---------- PROVIDED DATA
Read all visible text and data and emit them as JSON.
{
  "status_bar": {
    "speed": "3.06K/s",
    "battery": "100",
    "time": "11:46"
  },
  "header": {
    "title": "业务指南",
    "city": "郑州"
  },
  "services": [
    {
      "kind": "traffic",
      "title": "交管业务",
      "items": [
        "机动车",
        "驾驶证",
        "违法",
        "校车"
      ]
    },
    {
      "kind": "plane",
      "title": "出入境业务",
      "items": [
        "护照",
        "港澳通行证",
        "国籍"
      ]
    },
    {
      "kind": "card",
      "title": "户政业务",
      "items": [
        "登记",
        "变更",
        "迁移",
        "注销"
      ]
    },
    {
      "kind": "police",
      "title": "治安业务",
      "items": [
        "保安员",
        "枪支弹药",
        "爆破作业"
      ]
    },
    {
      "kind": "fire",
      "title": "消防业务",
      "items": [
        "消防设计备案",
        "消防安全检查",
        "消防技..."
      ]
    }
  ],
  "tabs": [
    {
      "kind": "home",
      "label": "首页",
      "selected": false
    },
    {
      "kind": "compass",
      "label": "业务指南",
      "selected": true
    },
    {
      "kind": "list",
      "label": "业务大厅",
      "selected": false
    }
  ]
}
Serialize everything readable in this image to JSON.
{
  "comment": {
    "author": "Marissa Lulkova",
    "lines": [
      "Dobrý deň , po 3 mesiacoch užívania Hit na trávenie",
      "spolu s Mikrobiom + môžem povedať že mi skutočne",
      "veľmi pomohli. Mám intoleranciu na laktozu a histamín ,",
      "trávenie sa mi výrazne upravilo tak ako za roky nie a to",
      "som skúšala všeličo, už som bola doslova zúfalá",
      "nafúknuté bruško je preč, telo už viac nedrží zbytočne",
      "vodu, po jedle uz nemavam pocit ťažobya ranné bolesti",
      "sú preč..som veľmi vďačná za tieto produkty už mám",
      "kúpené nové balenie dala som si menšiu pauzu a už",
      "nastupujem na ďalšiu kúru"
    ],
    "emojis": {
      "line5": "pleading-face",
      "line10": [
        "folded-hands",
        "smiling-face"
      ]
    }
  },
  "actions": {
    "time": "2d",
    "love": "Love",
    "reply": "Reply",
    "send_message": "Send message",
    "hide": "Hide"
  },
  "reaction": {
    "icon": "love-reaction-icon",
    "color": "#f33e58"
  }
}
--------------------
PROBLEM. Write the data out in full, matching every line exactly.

RESULT OF THE EXERCISE.
Read all visible text and data and emit them as JSON.
{
  "status_bar": {
    "speed": "3.06K/s",
    "battery": "100",
    "time": "11:46"
  },
  "header": {
    "title": "业务指南",
    "city": "郑州"
  },
  "services": [
    {
      "kind": "traffic",
      "title": "交管业务",
      "items": [
        "机动车",
        "驾驶证",
        "违法",
        "校车"
      ]
    },
    {
      "kind": "plane",
      "title": "出入境业务",
      "items": [
        "护照",
        "港澳通行证",
        "国籍"
      ]
    },
    {
      "kind": "card",
      "title": "户政业务",
      "items": [
        "登记",
        "变更",
        "迁移",
        "注销"
      ]
    },
    {
      "kind": "police",
      "title": "治安业务",
      "items": [
        "保安员",
        "枪支弹药",
        "爆破作业"
      ]
    },
    {
      "kind": "fire",
      "title": "消防业务",
      "items": [
        "消防设计备案",
        "消防安全检查",
        "消防技..."
      ]
    }
  ],
  "tabs": [
    {
      "kind": "home",
      "label": "首页",
      "selected": false
    },
    {
      "kind": "compass",
      "label": "业务指南",
      "selected": true
    },
    {
      "kind": "list",
      "label": "业务大厅",
      "selected": false
    }
  ]
}
Serialize everything readable in this image to JSON.
{
  "comment": {
    "author": "Marissa Lulkova",
    "lines": [
      "Dobrý deň , po 3 mesiacoch užívania Hit na trávenie",
      "spolu s Mikrobiom + môžem povedať že mi skutočne",
      "veľmi pomohli. Mám intoleranciu na laktozu a histamín ,",
      "trávenie sa mi výrazne upravilo tak ako za roky nie a to",
      "som skúšala všeličo, už som bola doslova zúfalá",
      "nafúknuté bruško je preč, telo už viac nedrží zbytočne",
      "vodu, po jedle uz nemavam pocit ťažobya ranné bolesti",
      "sú preč..som veľmi vďačná za tieto produkty už mám",
      "kúpené nové balenie dala som si menšiu pauzu a už",
      "nastupujem na ďalšiu kúru"
    ],
    "emojis": {
      "line5": "pleading-face",
      "line10": [
        "folded-hands",
        "smiling-face"
      ]
    }
  },
  "actions": {
    "time": "2d",
    "love": "Love",
    "reply": "Reply",
    "send_message": "Send message",
    "hide": "Hide"
  },
  "reaction": {
    "icon": "love-reaction-icon",
    "color": "#f33e58"
  }
}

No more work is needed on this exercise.